Gov. Laura Kelly appointed KJ Wall to the state Supreme Court at a news conference on Wednesday.
Nomin Ujiyediin
Kansas News Service
Gov. Laura Kelly appointed KJ Wall to the state Supreme Court at a news conference on Wednesday.

TOPEKA, Kansas — Gov. Laura Kelly appointed lawyer Keynen “KJ” Wall to the Kansas Supreme Court on Wednesday.

Wall will fill the seat of former Justice Lawton Nuss, who retired in December after more than nine years leading the court as chief justice. It’s Kelly’s second appointment to the state’s highest court since she took office.

Wall, a 49-year-old from Lawrence, was chosen because of his experience and demeanor, Kelly said.

“KJ has seen the issues affecting our health care system and has appeared before courts across the state,” she said during a news conference.

Wall is a partner at the Forbes Law Group in Overland Park, and specializes in health care litigation — representing rural hospitals, community mental health centers and behavioral health providers.

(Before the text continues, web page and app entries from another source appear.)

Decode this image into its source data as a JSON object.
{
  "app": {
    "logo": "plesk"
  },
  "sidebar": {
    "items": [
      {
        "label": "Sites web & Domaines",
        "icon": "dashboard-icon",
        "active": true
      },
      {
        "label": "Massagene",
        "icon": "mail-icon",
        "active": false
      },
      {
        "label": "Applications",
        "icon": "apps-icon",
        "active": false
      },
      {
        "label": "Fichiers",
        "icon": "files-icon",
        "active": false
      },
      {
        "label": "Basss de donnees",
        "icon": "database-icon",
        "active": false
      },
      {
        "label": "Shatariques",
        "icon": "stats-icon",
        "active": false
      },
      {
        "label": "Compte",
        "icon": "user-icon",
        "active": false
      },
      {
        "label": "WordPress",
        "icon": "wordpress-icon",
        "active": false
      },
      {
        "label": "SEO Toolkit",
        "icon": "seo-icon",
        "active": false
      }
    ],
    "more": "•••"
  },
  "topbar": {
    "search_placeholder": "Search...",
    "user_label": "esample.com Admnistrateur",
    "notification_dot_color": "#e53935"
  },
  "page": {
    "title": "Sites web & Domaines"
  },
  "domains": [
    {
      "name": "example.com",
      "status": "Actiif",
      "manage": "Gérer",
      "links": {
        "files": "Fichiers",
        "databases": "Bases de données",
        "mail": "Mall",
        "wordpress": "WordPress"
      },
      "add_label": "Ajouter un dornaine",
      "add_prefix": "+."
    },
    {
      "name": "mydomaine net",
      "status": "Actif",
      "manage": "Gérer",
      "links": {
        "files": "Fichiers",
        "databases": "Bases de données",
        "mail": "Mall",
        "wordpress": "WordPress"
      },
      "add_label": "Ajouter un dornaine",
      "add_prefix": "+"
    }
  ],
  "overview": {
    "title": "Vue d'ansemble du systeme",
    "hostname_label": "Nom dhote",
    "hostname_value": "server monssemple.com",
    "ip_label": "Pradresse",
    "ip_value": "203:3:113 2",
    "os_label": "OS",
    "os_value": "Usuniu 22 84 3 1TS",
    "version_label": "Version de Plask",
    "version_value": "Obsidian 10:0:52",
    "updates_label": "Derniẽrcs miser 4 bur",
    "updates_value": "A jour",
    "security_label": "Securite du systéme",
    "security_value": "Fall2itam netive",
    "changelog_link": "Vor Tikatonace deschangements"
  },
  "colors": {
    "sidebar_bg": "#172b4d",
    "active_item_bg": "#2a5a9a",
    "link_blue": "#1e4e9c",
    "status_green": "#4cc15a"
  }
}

The Lawrence resident grew up in Scott City in rural western Kansas, later graduating from Kansas State University in 1993 and the University of Kansas School of Law in 2001.

He clerked for U.S. District Court Judge John W. Lungstrum and worked as a lawyer in Colorado and Minnesota before serving as a Deputy General Counsel at the Kansas Supreme Court from 2013 to 2015.

Wall credited Nuss and Lungstrum with mentoring him throughout his career.

“I was always amazed at their dedication to deciding every case based on its merits, without consideration or influence from any outside factors,” he said. “I fully intend to do the same.”

Seventeen people applied for the vacant Supreme Court seat. The Supreme Court Nominating Commission submits three nominees to the governor, who then has 60 days to appoint one of the nominees.

After new justices’ first year in office, the public votes in the next general election on whether to keep them on the court. If justices are retained, they face public votes every six years.

Kelly’s other state Supreme Court appointment, Justice Evelyn Wilson, faced criticism from conservative lawmakers and lobbyist groups over her husband’s campaign contributions to abortion rights groups.

Nomin Ujiyediin reports on criminal justice and social welfare for KCUR and the Kansas News Service. You can follow her on Twitter @NominUJ.The Kansas News Service is a collaboration of KCUR, Kansas Public Radio, KMUW and High Plains Public Radio focused on health, the social determinants of health and their connection to public policy. Kansas News Service stories and photos may be republished by news media at no cost with proper attribution and a link to ksnewsservice.org.

Copyright 2021 KCUR 89.3. To see more, visit KCUR 89.3.

Nomin is a Kansas News Service reporting fellow at KCUR.